Copenhagen revives ethnic youth council

City Council sets aside 300,000 kroner to fund a new organisation to represent young ethnic minorities and promote integration

A new organisation will replace an ethnic youth council that was disbanded after the government cut its funding earlier this year.

The City Council has set aside 300,000 kroner to fund a new organisation that, in 2014, will take over the integration role performed by the now-defunct Dansk Ungdoms Fællesråd.

The organisation fell out of favour after it last year invited Islamic religious expert Muhammad Tahir-ul-Qadri to speak about his fatwa, or religious ruling, against terrorism.

But ul-Qadri is also implicated in the writing of Pakistan’s strict blasphemy laws that have been used to persecute religious minorities in the country.

The social affairs minister, Karen Hækkerup (Socialdemokraterne), pulled out of the conference after learning that ul-Qadri was also participating and earlier this year the anti-immigration Dansk Folkeparti successfully lobbied her to cut the organisation's one million kroner of funding.

Copenhagen’s deputy mayor for immigration, Anna Mee Allersev (Radikale), said the decision to eliminiate the funding bordered on censorship on the part of the government.

“What happened to Dansk Ungdoms Fællesråd was deeply damaging and it was incredibly disappointing that Karen Hækkerup agreed to close an organisation that actually contributed to including ethnic minorities into the democratic process,” Allerslev told Jyllands-Posten. “I hope we can save some of the work that Dansk Ungdoms Fællesråd had started before it was closed.”

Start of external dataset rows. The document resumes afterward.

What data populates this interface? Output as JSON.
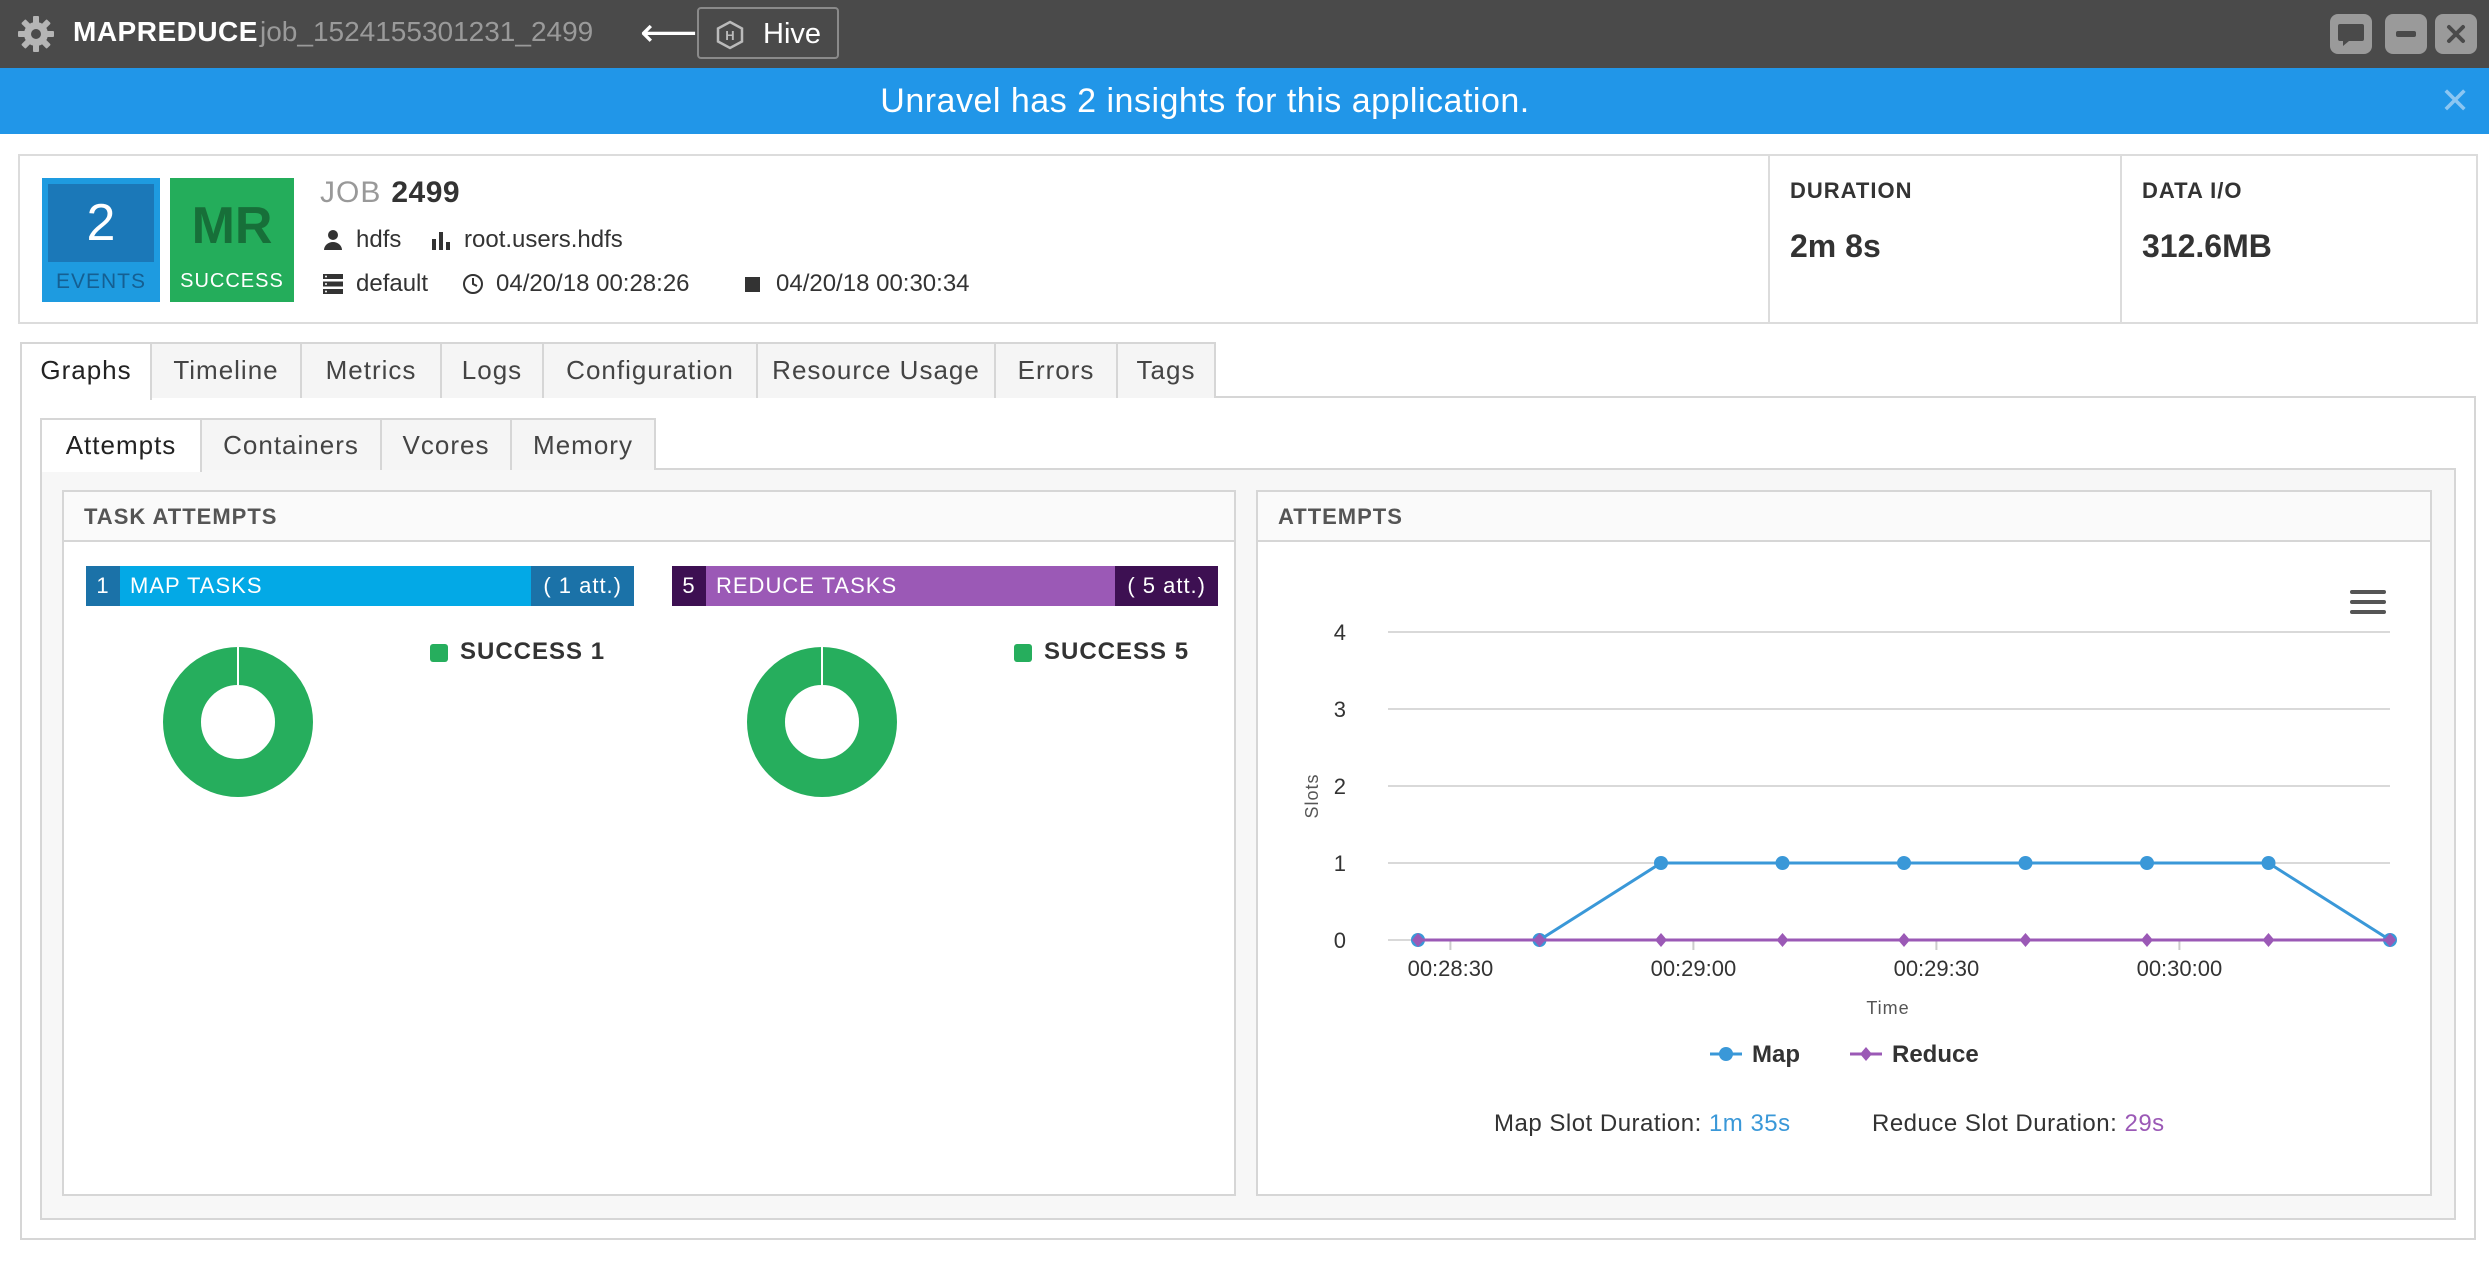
{
  "window": {
    "app_type": "MAPREDUCE",
    "job_id": "job_1524155301231_2499",
    "back_arrow": "⟵",
    "parent_app_label": "Hive"
  },
  "banner": {
    "message": "Unravel has 2 insights for this application.",
    "close_glyph": "✕"
  },
  "job": {
    "events_count": "2",
    "events_label": "EVENTS",
    "kind_code": "MR",
    "status_label": "SUCCESS",
    "title_prefix": "JOB",
    "job_number": "2499",
    "user": "hdfs",
    "queue": "root.users.hdfs",
    "cluster": "default",
    "start_time": "04/20/18 00:28:26",
    "end_time": "04/20/18 00:30:34",
    "duration_label": "DURATION",
    "duration_value": "2m 8s",
    "data_io_label": "DATA I/O",
    "data_io_value": "312.6MB"
  },
  "tabs": [
    "Graphs",
    "Timeline",
    "Metrics",
    "Logs",
    "Configuration",
    "Resource Usage",
    "Errors",
    "Tags"
  ],
  "active_tab": "Graphs",
  "subtabs": [
    "Attempts",
    "Containers",
    "Vcores",
    "Memory"
  ],
  "active_subtab": "Attempts",
  "task_attempts": {
    "title": "TASK ATTEMPTS",
    "map": {
      "count": "1",
      "label": "MAP TASKS",
      "attempts": "( 1 att.)",
      "legend": "SUCCESS 1",
      "success_fraction": 1.0
    },
    "reduce": {
      "count": "5",
      "label": "REDUCE TASKS",
      "attempts": "( 5 att.)",
      "legend": "SUCCESS 5",
      "success_fraction": 1.0
    },
    "colors": {
      "map": "#03a9e6",
      "map_dark": "#1b72a8",
      "reduce": "#9b59b6",
      "reduce_dark": "#3d1052",
      "success": "#26ae5d"
    }
  },
  "attempts_chart": {
    "title": "ATTEMPTS",
    "menu_icon": "hamburger-menu-icon",
    "map_slot_label": "Map Slot Duration:",
    "map_slot_value": "1m 35s",
    "reduce_slot_label": "Reduce Slot Duration:",
    "reduce_slot_value": "29s"
  },
  "chart_data": {
    "type": "line",
    "xlabel": "Time",
    "ylabel": "Slots",
    "ylim": [
      0,
      4
    ],
    "yticks": [
      "0",
      "1",
      "2",
      "3",
      "4"
    ],
    "xticks": [
      "00:28:30",
      "00:29:00",
      "00:29:30",
      "00:30:00"
    ],
    "x": [
      "00:28:26",
      "00:28:41",
      "00:28:56",
      "00:29:11",
      "00:29:26",
      "00:29:41",
      "00:29:56",
      "00:30:11",
      "00:30:26"
    ],
    "series": [
      {
        "name": "Map",
        "color": "#3a98d8",
        "marker": "circle",
        "values": [
          0,
          0,
          1,
          1,
          1,
          1,
          1,
          1,
          0
        ]
      },
      {
        "name": "Reduce",
        "color": "#9b59b6",
        "marker": "diamond",
        "values": [
          0,
          0,
          0,
          0,
          0,
          0,
          0,
          0,
          0
        ]
      }
    ],
    "grid": true,
    "legend_position": "bottom"
  }
}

Allerslev ruled out having any influence over who the new organisation invited to speak at events, while Dansk Folkeparti still argued it was appropriate to pull the plug on Dansk Ungdoms Fælledråd because of its choice of speakers.

“We sent a sensible signal that when working to get young ethnic minorities integrated into the democratic process they need to think carefully about who they invite,” Dansk Folkeparti integration spokesperson Martin Henriksen said, adding that the city was “loony” for offering to fund the organisation.

The need for initiatives to improve integration was highlighted by new research that showed that immigrants and the children of immigrants are much less likely to vote than the general population.